WWE Superstar Mr McMahon

“I love to fight,” admits Mr. McMahon. “I always have.”

He’s not kidding. He was already a 12-year-old hellraiser “majoring in badass” when he met his father, Vincent James McMahon, a reputable boxing and wrestling promoter in charge of the Northeast region. As a teen, he’d spend summers with his dad in Connecticut, amazed by both the business and his idol, Dr. Jerry Graham, the peroxide-dyed, red-garbed ring performer who lit his cigars with hundred-dollar bills. The rest of the time he channeled his ruthless aggression at Fishburne Military School in Waynesboro, Va., where he’d graduate as the first cadet in the school’s history to be court-martialed. (“Unsuccessfully,” he’s quick to note, citing that there was no evidence of any wrongdoing on his part other than insubordination.)

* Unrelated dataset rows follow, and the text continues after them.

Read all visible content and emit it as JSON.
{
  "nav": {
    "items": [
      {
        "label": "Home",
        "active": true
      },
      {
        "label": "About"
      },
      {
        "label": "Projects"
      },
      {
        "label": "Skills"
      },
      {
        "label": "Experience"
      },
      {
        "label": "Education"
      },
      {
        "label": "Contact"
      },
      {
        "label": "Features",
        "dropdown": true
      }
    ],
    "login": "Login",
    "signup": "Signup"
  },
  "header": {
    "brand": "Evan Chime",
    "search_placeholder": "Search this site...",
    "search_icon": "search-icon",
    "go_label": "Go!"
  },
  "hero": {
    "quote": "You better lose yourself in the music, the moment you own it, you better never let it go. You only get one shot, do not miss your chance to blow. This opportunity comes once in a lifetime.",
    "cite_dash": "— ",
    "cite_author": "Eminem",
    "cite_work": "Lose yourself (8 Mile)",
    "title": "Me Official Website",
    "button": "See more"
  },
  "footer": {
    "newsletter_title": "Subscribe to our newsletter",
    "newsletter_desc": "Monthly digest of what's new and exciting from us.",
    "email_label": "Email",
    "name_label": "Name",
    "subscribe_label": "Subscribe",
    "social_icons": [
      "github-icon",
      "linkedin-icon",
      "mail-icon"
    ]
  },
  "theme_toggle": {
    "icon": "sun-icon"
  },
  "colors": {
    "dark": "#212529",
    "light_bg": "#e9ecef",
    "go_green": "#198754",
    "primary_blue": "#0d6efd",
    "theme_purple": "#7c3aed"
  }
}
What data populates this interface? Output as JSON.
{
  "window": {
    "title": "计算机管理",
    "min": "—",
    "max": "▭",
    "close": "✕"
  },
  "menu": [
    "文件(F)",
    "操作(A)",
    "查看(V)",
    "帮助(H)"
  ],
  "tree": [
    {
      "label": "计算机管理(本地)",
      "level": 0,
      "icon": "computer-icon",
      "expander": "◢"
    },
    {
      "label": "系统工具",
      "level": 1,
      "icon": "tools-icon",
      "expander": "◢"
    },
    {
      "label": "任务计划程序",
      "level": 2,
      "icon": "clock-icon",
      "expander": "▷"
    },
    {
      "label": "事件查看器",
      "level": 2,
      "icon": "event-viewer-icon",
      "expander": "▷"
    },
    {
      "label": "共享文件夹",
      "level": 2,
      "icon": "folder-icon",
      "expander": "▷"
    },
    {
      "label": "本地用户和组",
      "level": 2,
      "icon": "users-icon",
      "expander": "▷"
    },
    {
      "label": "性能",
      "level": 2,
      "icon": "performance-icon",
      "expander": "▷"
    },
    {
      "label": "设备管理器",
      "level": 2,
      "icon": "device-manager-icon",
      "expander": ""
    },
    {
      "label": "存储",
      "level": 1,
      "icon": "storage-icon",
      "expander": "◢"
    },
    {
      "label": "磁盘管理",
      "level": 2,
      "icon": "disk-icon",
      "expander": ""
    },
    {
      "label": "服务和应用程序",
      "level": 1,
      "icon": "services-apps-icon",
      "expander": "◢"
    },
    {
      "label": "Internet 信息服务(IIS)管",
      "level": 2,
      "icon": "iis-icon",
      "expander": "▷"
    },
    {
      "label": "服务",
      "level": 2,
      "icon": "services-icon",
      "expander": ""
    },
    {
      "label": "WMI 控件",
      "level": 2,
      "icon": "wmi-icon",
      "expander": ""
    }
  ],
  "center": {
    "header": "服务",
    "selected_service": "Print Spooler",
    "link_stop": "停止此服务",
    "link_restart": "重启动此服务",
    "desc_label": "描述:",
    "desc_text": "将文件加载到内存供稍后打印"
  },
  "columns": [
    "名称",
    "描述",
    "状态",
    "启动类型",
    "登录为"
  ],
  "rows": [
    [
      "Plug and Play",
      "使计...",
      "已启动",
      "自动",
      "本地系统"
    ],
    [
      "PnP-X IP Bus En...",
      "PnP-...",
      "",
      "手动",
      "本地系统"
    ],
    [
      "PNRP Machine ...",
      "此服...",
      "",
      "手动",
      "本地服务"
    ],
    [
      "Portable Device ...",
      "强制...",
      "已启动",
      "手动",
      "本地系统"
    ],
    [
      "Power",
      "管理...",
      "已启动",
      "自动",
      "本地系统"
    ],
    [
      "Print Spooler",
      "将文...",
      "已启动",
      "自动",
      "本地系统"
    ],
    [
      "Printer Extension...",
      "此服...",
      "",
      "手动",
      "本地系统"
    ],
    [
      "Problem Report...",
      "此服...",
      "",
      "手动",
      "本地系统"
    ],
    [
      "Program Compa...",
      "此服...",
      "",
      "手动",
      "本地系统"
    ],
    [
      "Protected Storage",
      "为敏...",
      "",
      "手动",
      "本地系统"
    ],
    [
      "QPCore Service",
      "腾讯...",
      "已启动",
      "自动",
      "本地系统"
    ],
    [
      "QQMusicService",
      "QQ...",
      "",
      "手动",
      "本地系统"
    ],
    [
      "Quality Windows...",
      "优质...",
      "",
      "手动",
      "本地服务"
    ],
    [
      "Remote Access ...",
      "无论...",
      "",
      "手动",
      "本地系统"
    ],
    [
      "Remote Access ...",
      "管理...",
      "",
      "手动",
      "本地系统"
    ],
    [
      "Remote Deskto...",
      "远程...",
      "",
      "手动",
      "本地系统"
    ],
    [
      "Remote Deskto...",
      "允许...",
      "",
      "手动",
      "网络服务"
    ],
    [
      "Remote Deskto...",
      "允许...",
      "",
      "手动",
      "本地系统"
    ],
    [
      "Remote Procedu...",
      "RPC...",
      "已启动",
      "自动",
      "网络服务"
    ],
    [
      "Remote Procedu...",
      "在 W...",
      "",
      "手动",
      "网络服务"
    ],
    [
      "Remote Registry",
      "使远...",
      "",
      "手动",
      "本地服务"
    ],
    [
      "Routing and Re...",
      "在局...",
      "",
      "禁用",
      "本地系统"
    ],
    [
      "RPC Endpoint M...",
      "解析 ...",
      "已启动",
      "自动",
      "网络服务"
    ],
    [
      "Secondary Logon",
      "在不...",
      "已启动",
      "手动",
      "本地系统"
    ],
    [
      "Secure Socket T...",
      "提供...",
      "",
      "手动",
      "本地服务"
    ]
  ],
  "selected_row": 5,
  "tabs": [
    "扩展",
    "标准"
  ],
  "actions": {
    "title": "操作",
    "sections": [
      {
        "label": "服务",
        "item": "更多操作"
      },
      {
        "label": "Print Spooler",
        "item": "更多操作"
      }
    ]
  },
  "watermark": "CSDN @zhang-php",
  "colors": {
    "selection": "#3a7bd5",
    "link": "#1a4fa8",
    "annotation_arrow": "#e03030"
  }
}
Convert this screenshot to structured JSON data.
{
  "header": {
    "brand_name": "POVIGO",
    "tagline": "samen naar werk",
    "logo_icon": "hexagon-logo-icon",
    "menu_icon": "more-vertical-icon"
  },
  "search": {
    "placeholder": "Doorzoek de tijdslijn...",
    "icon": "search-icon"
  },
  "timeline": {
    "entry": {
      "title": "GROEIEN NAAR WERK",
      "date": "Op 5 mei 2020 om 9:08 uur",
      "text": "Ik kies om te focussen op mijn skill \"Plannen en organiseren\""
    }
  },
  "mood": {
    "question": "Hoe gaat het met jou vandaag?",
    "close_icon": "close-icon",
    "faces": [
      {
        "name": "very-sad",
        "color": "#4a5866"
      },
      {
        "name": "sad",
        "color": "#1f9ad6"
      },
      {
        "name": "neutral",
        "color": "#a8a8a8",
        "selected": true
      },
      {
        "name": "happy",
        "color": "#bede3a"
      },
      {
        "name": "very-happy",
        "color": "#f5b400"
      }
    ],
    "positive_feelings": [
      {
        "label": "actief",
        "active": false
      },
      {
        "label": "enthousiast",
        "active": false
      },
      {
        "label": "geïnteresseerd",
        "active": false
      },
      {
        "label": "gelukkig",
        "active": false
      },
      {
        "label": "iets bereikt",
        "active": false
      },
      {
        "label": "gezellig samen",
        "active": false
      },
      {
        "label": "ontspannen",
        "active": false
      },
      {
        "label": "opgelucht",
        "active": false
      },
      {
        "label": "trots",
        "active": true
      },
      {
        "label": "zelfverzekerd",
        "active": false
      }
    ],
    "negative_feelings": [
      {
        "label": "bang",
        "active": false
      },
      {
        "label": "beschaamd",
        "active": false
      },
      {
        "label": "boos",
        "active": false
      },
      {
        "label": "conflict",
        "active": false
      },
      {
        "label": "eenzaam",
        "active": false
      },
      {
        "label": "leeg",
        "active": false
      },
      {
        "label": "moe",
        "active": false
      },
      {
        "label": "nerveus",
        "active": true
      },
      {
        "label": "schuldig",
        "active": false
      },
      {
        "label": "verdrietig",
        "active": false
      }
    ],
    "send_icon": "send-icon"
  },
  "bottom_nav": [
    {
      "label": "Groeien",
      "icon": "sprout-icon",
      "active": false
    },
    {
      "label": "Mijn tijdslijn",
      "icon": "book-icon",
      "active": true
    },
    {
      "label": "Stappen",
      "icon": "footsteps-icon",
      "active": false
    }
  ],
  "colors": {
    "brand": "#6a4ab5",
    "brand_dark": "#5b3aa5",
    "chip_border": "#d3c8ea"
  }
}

WWE Superstar Mr McMahon It took a degree in Business
Administration/Marketing at East Carolina University, followed by several unproductive years selling adding machines and ice-cream accessories, before Mr. McMahon convinced his father to bring him into the family business. Strangely enough, he’d spend less than a year learning the ropes as a promoter when the senior McMahon “promoted” him as a match announcer, only moments before a show in Hamburg, Penn. For more than 20 years, Mr. McMahon would remain behind the mic, even after buying the World Wrestling Federation from his father in 1982 and taking it to unprecedented levels. To this day, many out-of-work regional promoters maintain that he continued doing in-ring play-by-play only to smokescreen what he was accomplishing outside the squared circle.

The truth is, the Chairman of World Wrestling Entertainment couldn’t make a global multimedia juggernaut without breaking a few companies. So he broke all of them, and took great satisfaction in devouring any wrestling promotion that refused to “join” his brand of sports-entertainment. As Sgt. Slaughter puts it, “He screwed everybody. That was the part of him that wanted to be the best there is.”

Mr. McMahon admits to feeling a tad remorseful after acquiring his last, and greatest, threat—World Championship Wrestling (WCW), the seemingly “unbeatable” organization bankrolled by billionaire Ted Turner—simply because he missed the struggle. So in 2002 he decided to split RAW and SmackDown into separate brands, effectively creating his own competition.

Despite his vast wealth and social status, Mr. McMahon still loves nothing more than knuckling up. And he’ll do it anytime, anywhere—inside the ring (where his longtime rivalry with “Stone Cold” Steve Austin still raises hell within the WWE fan base) or from the boardroom. He tells those who don’t like it that they can kiss his ass; in fact, he even founded an elite club for doing precisely that.

RAW announcer Jim Ross is convinced that his boss’ constant need to fight is what fuels his success. “His competitive nature is what he carries with him every waking moment,” he says.

Mr. McMahon agrees, adding that no one better than he understands what it means to be a competitor. “You’ve got to grab your competition by the throat,” he insists, “and squeeze the life out of them.”

1 comment:

arnold said...

Mr Mcmahon, you are the real president, everytime you appear on the screen i make sure tha i listen carefully then i would lough my lungs out when you say something.I like you anyway.